Hillary Clinton, the US secretary of state, said that should Abdullah boycott the vote, the legitimacy of the elections would not be affected.
"I don't think it has anything to do with the legitimacy of the election," she said, in response to a question on the issue at a press conference in Israel.
"We see that happen in our own country where, for whatever combination of reasons, one of the candidates decides not to go forward."
The first round of Afghanistan's elections on August 20 was so badly affected by ballot-box stuffing and distorted tallies that more than one million votes were thrown out.
The fraud pushed Hamid Karzai, the president, below the required 50 per cent margin needed to win, forcing the country into a second round to be held on November 7.
Abdullah has accused the country's electoral commission of being complicit in the fraud.
Abdullah's conditions for the runoff to take place included the dismissal of Azizullah Ludin, the government-appointed co-ordinator, to ensure a fair vote.
But both the Karzai campaign and the election commission have said that Ludin will not step down.
Our correspondent said Abdullah's list of conditions included "stringent" demands involving both the government and the election body involved in organising the polls.
"The only one of his conditions that has been met is a demand for more accredited observers from the Abdullah camp and they will give him 20,000 accreditations," Hull said.
"But that is the only one and that is what puts him in a difficult position of deciding whether to participate given that his own minimum requirements have not been met."
The growing uncertainty over Abdullah's participation comes as the US president continues consultations on further troop deployments to Afghanistan.
Barack Obama reviewed his options with the joint chiefs of staff - which includes the service chiefs from the army, navy, air force and marines - in Washington on Friday, his seventh such meeting.
General Stanley McChrystal, the leader of US and Nato forces in Afghanistan, has requested 40,000 more troops, giving warning on the deteriorating situation in Afghanistan.
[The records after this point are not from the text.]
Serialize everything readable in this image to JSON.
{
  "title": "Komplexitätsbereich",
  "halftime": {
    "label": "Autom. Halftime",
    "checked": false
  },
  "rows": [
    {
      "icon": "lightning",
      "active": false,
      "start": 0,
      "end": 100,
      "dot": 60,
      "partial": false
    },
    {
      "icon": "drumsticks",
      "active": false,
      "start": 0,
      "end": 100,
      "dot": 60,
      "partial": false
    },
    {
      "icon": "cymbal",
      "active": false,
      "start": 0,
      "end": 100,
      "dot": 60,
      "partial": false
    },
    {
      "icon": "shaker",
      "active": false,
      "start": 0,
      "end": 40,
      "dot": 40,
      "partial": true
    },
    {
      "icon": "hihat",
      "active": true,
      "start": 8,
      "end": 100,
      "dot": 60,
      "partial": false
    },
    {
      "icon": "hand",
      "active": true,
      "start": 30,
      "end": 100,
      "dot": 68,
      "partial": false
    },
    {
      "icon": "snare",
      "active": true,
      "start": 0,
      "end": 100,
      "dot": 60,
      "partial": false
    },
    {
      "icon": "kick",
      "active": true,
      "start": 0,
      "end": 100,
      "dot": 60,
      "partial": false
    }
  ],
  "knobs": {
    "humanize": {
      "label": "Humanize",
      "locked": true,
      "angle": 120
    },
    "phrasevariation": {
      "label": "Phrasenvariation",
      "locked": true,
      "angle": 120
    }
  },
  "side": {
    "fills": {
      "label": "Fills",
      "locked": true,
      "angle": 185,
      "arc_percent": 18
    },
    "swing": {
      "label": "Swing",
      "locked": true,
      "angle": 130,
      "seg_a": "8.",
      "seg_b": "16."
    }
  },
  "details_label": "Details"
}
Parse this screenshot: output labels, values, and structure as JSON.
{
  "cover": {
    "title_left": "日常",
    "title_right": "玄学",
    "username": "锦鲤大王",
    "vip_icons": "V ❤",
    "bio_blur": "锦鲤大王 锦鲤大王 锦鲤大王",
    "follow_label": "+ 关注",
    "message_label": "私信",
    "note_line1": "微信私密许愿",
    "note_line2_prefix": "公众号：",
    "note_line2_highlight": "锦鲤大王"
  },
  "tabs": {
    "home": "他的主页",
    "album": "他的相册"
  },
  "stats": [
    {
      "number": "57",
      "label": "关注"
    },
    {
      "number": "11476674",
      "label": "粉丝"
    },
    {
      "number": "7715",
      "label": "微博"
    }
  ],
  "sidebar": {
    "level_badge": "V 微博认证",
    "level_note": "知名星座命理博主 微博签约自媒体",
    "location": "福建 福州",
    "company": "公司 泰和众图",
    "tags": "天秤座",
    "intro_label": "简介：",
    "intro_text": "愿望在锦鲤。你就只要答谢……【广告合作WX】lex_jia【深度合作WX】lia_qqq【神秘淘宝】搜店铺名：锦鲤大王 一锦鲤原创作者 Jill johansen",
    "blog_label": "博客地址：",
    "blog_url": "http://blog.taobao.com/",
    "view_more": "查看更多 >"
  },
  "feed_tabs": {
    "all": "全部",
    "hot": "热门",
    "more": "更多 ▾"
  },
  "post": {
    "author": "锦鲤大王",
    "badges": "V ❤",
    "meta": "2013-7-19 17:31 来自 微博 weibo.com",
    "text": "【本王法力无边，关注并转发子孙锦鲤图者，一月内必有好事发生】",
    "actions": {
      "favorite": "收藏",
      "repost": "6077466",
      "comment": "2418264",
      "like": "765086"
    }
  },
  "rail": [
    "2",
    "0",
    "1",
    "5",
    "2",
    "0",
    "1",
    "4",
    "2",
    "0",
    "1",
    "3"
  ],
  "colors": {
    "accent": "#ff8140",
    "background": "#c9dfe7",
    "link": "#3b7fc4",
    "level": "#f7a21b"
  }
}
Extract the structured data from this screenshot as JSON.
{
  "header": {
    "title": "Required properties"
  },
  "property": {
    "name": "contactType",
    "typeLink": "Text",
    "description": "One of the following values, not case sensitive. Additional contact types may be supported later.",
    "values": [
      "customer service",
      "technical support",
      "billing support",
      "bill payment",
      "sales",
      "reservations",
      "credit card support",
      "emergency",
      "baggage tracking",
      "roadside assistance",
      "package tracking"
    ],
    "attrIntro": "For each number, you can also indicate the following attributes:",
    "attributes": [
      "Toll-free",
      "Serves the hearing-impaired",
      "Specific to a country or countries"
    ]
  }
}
But the joint chiefs of staff did not make recommendations to Obama about troop levels, an unnamed senior administration official was quoted by the Associated Press as saying.
The Washington Post newspaper reported, quoting US officials, that Obama asked the commanders to provide him with more options for troop levels.
Some of the alternatives would allow Obama to send fewer new troops than the number sought by McChrystal, one official said.
Obama is expected to receive several options from the Pentagon about troop levels next week, according to the two officials.
"[The Taliban] attack political, financial and diplomatic targets because they hate our way of life and they hate our vision for freedom and human rights and human dignity and prosperity and peace"
George W Bush, former US president
Before he can determine troop levels, Obama's advisers have said, he must decide whether to embrace a strategy focused heavily on counterinsurgency, which would require additional forces to protect population centres, or one that makes counterterrorism the main focus of US efforts in the country, which would rely on relatively fewer American troops.
Against this backdrop, George W Bush, the former US president, said on Saturday that the war against the Taliban must be won to stop a return to "brutal tyranny" in Afghanistan.
In a speech to a leadership conference in New Delhi, the Indian capital, he said defeating the anti-government fighters was "necessary for stability" and peace both in the region and globally.
"If the Taliban, al-Qaeda and their extremist allies were allowed to take over Afghanistan again, they would have a safe haven and the Afghan people, particularly the Afghan women, would face a return to a brutal tyranny," he said.
"This region and the world would face serious threats."
Bush said both the US and India were "involved in an ideological struggle against extremists who murder the innocent to advance a dark vision of extremism and control".
He said "they attack political, financial and diplomatic targets because they hate our way of life and they hate our vision for freedom and human rights and human dignity and prosperity and peace".